Enter Shikari brought the noise and surround sound to Liverpool, Getintothis’ Luke Chandley reflects on the opening night of their tour.
The start of a nationwide arena tour is supposed to begin with huge fanfare.
Unfortunately for tonight’s headline act, Enter Shikari, there was a slight feeling of disappointment. Liverpool, a notorious hard sell on the live circuit, and the first show on their current tour, was downgraded from the Echo Arena to tonight’s venue, Liverpool Olympia. Not a great start. However, it’s how the show concludes that’s the key issue.
First up were long-time support artists for Shikari, Astroid Boys who surprisingly came on to both little appreciation and an even smaller crowd, as most of tonight’s audience were still filtering slowly through the doors.
Their sound is a mix of hip-hop and rock with a drummer, a part-time guitarist and a DJ to compliment the pair of front men. We weren’t sure what we were going to get, and we’re still not sure what we got. A mix of inventive drums, quick lyricism and little else. It was unique while their short set lasted.
Main support act Lower than Atlantis were a different kettle of fish.
More of a traditional rock act than Astroid Boys, the four-piece delivered their brand of dark riffs with verve. They did their best to fluff up the crowd in front of them (which had grown considerably as the night moved forward) by screaming the usual “Liverpool, what the fuck is up?” and drawing a response by only a few of the sea of fans in front of them.
It seems they had to do a little more than that to excite these Liverpudlians.
Things start to warm up nicely as they asked the room to create a corridor in the middle of the audience.
The band requested a circle pit as they broke into more of their meaty rock, and the room duly obliged. It turns out that is what it takes to excite these Liverpudlians.
Part stage show, part musical experience. That’s what we had heard about an Enter Shikari gig.
It would be interesting to see how that went on a) this tour and b) in this smaller venue.
To start was a 10-minute backing track acting as a warm-up, to the theme of a 1950’s-style spy mission. It was theatrical and intriguing if a little drawn out. One thing it did, though, was build up the excitement in the room. As the band finally came on stage, we were chomping at the bit to see the main event.

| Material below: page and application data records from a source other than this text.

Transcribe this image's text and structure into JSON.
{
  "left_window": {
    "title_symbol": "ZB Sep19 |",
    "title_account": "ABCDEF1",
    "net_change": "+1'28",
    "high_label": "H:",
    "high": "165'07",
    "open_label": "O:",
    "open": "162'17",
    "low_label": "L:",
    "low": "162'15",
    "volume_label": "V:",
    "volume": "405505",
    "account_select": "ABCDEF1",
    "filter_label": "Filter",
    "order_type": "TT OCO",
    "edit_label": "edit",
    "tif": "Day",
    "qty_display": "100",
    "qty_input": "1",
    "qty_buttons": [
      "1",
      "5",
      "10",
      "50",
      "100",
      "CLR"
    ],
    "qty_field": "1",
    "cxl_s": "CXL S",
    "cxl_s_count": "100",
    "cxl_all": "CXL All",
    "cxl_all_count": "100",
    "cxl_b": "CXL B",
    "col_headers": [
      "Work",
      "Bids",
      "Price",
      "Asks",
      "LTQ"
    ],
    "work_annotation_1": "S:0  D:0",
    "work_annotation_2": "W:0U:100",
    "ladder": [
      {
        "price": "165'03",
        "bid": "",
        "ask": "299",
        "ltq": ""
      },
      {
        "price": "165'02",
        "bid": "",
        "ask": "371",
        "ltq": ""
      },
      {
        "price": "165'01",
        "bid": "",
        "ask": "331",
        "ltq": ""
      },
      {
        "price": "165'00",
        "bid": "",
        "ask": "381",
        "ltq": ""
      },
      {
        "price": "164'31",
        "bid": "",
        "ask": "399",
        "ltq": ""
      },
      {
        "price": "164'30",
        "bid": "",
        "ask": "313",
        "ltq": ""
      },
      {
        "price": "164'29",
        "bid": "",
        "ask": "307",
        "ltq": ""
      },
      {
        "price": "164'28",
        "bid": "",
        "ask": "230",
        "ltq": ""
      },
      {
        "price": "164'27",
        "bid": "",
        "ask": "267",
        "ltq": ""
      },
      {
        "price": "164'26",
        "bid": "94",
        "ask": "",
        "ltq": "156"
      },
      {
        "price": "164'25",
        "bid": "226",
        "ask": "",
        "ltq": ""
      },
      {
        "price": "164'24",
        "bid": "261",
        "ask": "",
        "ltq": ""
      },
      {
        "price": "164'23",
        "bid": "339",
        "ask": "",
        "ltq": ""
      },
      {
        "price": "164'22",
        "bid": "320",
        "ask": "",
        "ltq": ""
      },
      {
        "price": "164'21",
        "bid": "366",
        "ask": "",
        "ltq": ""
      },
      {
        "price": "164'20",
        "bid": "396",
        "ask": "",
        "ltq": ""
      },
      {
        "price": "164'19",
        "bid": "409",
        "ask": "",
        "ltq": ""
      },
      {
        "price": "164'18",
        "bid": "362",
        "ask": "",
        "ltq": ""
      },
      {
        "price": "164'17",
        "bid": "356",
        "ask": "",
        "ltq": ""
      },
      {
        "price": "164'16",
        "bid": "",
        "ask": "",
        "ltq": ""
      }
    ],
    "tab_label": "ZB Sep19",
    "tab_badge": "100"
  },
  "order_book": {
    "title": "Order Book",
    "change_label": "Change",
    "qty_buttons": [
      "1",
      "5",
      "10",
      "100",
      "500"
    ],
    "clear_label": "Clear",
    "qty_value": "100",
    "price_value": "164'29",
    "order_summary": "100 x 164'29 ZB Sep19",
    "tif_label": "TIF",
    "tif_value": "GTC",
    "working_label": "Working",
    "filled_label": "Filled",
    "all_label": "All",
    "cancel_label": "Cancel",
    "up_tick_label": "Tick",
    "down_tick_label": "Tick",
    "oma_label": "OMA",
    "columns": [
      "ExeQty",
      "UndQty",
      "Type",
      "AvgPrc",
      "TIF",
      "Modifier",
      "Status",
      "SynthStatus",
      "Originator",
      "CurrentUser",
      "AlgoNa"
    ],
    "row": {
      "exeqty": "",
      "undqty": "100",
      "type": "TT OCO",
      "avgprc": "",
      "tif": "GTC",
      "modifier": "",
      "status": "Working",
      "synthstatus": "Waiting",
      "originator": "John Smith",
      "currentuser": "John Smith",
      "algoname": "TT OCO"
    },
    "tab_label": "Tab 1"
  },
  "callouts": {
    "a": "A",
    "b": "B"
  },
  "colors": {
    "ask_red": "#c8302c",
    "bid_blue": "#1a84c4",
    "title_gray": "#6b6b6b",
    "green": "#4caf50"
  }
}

Enter Shikari have always been a curious band. Part electronica, part rock. An unnatural fusion of sorts.
With their first few songs we were treated to that fusion as we were served up bold lighting and impressive surround sound. Speakers were cleverly positioned in each corner to create a fully immersive, and genuinely unique, sound experience. The music hit us from all angles.
— Bren (@_brennybren_) November 16, 2017
As the band moved through their catalogue, from the heavier, earlier work, to their more considered later material – there was a clear difference in style. The fans, however, noticed no difference.
They adored, moved and shook to whatever was being thrust into their ears. They’re a dedicated bunch, from wall to wall and song to song.
The problem with Shikari, as they’re affectionately known as, is that they’re a messy band – there’s a lot going on in almost every track.
The way each song is put together proves impressive live, but we found it hard to find a rhythm.
The kids who had come tonight, the ones we spoke of previously, clearly disagreed. They sang along and proved that, even with a venue change, the band will not regret coming these ways to play shows in future.
— Leanne Roden (@leanneroden90) November 17, 2017
For our part, it was better in sight than in sound, but for the thousand other bodies in the room, it was worth the venture out of town.
Pictures by Getintothis’ Gary Coughlan